China cuts tariffs on consumer goods, allows FDI majority stakes
CHINA has announced tariff cuts on consumer goods including avocados, mineral water and baby carriages in a bid to spur growth driven by domestic spending and reduce export reliance, reports The Associated Press. The latest changes are meant to "enrich domestic consumption choices," said a Finance Ministry statement. They take effect December 1 2017 and will reduce import duties on some products by up to two-thirds. Beijing faces pressure from the United States, Europe and other trading partners for better access to its growing market. Bejing also announced it would lift its limit on foreign ownership of securities, fund management and futures companies from a minority stake of 49 per cent to a majority stake of 51 per cent. But the range of 187 products affected by the latest cuts was relatively small and it was unclear how China's trade balance might be affected.

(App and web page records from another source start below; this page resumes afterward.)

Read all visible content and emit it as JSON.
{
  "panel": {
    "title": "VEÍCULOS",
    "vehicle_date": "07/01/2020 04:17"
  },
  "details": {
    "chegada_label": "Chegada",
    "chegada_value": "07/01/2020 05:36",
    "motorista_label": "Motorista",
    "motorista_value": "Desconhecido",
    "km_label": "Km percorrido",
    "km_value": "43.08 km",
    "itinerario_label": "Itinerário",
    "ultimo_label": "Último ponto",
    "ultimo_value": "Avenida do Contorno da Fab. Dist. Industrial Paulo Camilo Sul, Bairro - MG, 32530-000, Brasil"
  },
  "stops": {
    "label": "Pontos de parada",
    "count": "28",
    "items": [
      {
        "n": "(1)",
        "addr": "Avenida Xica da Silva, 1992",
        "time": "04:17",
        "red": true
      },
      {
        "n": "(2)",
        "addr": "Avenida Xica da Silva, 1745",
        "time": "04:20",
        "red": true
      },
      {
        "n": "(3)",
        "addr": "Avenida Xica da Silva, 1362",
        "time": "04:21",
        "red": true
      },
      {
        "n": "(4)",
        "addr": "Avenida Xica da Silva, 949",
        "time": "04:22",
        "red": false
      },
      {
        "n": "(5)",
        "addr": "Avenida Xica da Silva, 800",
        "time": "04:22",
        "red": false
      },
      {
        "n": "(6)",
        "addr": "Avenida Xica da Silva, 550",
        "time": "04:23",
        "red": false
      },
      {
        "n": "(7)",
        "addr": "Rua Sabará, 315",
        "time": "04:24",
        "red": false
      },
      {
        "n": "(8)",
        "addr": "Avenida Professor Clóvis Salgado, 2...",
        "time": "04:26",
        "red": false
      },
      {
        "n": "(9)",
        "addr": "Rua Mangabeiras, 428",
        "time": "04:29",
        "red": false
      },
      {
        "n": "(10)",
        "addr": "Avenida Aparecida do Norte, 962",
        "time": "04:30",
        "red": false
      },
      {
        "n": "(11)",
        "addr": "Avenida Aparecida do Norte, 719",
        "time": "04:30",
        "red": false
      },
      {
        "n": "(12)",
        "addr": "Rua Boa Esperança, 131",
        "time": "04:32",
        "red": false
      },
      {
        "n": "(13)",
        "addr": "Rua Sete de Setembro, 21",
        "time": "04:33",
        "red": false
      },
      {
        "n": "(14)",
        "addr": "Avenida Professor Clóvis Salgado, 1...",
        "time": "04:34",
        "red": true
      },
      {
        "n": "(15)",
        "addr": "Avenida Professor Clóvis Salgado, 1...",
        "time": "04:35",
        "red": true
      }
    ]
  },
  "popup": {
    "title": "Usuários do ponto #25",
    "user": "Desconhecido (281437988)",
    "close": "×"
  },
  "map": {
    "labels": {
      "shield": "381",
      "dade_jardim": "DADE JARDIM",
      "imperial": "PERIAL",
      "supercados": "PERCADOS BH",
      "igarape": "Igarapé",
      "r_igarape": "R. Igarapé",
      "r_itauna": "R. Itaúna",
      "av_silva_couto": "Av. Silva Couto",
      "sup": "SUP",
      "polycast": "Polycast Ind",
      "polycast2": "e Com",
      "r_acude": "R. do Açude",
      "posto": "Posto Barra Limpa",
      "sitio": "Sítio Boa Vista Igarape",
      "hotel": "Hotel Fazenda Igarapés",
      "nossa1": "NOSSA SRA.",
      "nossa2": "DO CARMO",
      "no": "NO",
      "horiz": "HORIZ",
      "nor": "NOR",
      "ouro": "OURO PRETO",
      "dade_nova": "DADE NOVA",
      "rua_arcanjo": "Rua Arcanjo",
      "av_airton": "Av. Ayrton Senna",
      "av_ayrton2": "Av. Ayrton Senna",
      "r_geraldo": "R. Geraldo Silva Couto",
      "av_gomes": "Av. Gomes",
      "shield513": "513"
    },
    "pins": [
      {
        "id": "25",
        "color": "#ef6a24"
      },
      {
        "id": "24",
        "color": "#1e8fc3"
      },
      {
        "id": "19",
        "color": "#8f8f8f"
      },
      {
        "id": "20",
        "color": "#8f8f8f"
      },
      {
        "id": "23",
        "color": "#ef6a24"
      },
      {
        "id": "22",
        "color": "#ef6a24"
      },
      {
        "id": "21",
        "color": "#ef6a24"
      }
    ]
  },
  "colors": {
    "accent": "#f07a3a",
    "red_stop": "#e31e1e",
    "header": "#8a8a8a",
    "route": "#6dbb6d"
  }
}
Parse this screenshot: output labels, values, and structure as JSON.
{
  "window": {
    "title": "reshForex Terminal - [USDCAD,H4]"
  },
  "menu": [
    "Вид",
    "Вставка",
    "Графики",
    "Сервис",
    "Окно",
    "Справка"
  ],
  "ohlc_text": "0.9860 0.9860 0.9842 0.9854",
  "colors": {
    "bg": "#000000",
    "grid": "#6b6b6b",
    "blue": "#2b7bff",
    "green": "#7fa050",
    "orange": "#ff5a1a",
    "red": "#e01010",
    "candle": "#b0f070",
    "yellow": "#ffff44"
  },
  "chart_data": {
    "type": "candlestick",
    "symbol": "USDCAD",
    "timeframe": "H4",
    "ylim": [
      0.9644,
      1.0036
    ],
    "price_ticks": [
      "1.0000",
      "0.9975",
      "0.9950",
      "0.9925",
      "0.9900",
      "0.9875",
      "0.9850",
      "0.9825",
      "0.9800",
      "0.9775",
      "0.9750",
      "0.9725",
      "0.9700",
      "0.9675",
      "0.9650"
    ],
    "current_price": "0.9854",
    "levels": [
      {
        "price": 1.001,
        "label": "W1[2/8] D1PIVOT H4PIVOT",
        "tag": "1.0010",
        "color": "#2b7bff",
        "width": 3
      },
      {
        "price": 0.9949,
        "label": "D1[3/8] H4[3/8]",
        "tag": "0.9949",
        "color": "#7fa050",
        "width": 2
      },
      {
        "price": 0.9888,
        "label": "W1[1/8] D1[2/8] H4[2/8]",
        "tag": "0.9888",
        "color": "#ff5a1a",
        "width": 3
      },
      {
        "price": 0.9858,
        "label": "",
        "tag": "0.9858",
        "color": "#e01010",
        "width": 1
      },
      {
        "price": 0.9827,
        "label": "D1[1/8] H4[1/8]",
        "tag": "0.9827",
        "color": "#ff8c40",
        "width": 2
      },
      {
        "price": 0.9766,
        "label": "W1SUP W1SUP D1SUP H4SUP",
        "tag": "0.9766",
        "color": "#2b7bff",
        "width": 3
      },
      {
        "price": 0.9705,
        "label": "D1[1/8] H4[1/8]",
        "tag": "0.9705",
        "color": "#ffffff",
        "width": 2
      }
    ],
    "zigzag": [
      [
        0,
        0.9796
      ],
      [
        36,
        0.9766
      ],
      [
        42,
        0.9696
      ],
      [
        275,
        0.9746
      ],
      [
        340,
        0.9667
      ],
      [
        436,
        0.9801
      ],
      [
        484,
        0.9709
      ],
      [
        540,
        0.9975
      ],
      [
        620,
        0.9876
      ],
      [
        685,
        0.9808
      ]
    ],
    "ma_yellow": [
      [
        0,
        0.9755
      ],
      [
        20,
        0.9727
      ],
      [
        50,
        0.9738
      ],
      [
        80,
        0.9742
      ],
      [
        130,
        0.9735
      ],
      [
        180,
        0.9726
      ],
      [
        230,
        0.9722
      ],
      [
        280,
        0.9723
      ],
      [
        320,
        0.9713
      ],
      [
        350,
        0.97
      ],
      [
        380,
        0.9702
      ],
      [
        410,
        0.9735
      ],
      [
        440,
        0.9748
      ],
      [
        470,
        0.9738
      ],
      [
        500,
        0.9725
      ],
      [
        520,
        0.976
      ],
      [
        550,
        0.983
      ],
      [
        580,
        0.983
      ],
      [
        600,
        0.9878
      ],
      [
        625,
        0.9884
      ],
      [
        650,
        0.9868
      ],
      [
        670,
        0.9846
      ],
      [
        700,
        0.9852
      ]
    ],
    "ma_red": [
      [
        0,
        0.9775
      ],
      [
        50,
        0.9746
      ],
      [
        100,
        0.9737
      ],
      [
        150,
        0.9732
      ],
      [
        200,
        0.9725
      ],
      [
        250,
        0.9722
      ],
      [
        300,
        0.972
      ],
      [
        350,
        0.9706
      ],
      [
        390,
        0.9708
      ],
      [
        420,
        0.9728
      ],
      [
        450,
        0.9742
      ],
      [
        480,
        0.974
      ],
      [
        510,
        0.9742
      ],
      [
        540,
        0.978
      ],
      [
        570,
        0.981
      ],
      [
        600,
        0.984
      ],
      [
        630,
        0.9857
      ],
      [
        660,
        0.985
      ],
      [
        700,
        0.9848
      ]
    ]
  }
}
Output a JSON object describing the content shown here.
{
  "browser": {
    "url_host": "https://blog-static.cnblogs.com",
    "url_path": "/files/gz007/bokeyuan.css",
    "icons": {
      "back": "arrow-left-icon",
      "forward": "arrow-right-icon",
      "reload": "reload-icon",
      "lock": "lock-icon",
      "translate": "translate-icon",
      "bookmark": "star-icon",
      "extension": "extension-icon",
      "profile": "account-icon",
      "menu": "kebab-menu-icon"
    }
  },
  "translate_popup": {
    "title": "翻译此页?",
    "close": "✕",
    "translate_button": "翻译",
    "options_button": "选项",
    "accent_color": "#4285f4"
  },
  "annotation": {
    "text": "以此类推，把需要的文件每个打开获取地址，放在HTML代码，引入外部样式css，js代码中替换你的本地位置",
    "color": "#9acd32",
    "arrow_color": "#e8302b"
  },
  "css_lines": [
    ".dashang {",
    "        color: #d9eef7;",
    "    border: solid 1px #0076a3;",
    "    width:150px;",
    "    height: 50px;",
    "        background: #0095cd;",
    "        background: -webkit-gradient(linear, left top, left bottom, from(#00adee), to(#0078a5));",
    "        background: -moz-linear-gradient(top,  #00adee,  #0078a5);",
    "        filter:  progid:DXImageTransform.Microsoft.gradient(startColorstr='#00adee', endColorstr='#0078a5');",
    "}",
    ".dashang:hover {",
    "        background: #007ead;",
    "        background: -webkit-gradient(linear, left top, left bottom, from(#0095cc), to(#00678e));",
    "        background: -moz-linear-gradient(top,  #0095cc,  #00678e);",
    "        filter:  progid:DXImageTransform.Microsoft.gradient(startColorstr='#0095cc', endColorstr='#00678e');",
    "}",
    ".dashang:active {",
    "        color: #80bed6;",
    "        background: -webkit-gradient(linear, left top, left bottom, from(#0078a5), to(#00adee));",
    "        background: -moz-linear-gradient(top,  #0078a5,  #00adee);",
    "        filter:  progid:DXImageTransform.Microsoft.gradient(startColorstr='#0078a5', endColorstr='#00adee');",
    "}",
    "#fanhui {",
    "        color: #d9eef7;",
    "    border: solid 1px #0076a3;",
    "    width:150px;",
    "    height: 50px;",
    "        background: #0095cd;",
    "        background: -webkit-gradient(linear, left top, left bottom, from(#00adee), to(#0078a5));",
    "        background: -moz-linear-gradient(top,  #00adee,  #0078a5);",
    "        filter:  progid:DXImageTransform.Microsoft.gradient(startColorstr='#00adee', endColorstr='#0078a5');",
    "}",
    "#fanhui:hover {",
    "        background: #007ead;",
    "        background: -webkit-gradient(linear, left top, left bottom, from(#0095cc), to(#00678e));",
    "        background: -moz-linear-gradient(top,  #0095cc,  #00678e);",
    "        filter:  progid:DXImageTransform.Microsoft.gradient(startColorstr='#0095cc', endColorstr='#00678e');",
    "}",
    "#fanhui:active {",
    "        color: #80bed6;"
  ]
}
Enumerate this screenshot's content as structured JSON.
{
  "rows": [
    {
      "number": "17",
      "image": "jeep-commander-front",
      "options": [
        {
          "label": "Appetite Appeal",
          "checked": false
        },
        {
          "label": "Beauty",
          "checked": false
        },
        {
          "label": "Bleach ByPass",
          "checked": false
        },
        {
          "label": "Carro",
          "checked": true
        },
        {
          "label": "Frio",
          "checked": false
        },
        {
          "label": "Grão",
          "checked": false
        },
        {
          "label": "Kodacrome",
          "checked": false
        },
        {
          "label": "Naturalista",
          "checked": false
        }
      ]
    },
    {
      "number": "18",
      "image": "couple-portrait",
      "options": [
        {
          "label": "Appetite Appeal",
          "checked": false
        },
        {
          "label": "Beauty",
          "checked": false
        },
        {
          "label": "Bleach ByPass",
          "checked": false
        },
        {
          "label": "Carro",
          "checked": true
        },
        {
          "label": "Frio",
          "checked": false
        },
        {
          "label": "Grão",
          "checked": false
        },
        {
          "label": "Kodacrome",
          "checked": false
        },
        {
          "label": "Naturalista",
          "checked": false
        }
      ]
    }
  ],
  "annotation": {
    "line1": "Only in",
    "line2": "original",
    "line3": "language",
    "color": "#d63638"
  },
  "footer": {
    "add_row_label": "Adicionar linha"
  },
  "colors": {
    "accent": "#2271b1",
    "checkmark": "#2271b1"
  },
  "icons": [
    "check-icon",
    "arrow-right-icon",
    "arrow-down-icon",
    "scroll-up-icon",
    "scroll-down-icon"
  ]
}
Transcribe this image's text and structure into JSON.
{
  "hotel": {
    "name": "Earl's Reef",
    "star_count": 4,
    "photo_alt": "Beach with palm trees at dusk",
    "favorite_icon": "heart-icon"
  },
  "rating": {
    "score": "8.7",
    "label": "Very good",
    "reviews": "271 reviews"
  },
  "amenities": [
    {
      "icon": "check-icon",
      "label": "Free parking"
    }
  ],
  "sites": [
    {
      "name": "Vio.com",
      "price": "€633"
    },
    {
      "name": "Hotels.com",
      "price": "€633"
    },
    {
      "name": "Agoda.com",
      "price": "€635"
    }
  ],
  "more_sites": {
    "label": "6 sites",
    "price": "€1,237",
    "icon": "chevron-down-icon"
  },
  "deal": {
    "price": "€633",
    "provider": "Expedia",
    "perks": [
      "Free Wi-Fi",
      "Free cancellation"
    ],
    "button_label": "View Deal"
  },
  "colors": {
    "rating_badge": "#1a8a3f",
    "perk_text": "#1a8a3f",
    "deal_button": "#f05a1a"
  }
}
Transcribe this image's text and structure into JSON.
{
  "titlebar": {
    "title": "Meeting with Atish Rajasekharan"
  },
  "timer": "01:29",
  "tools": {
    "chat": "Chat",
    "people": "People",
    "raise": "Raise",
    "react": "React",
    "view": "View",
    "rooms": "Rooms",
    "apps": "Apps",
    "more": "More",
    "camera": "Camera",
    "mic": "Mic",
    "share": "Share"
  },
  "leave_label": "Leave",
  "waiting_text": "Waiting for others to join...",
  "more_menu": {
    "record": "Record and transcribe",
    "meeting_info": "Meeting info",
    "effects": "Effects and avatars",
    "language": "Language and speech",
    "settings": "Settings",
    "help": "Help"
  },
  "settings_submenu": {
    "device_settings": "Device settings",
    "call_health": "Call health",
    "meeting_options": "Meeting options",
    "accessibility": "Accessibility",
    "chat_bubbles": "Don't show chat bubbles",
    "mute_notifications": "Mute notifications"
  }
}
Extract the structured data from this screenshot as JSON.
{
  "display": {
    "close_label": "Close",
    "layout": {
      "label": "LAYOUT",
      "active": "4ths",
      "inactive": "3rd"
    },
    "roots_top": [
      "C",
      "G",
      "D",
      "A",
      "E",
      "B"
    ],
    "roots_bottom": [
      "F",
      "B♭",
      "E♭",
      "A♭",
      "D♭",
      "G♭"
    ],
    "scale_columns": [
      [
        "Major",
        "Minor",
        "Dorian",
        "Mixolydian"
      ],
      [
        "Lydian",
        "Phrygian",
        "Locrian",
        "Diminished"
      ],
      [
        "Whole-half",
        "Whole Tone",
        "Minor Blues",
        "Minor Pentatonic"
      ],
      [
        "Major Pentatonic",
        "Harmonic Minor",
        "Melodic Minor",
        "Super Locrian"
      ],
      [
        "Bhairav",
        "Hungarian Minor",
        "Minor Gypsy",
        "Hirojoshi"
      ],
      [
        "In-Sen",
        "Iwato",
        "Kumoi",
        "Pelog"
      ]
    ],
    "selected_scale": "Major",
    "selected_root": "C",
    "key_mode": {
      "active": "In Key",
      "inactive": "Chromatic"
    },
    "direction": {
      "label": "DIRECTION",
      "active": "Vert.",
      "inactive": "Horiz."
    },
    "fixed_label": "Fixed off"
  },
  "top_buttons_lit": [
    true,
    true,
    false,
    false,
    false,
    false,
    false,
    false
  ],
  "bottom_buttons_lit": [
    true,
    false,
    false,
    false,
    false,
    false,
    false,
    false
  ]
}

Foreign products often are seen as higher quality, safer or cheaper, which has fuelled a spending boom by Chinese tourists on basic goods including shoes, cosmetics and infant formula. Beijing announced a similar tariff cut in 2015 for imported clothes, shoes and other items. Encouraging consumers to buy foreign goods from Chinese retailers instead of while travelling abroad also can help generate jobs, said Industrial Bank economist Lu Zhengwei. "We know that consumer products are not products of high value and we can't depend on them to achieve a fundamental turnaround for China's trade imbalance," said Mr Lu in Shanghai. "But step by step, it may work if we keep doing things that are mutually beneficial to both sides and good to the markets." China reported a US$510 billion global trade surplus last year, though total trade contracted in a sign of weak foreign and domestic demand. It said a similar change would be made for life insurance companies and those restrictions would end in five years.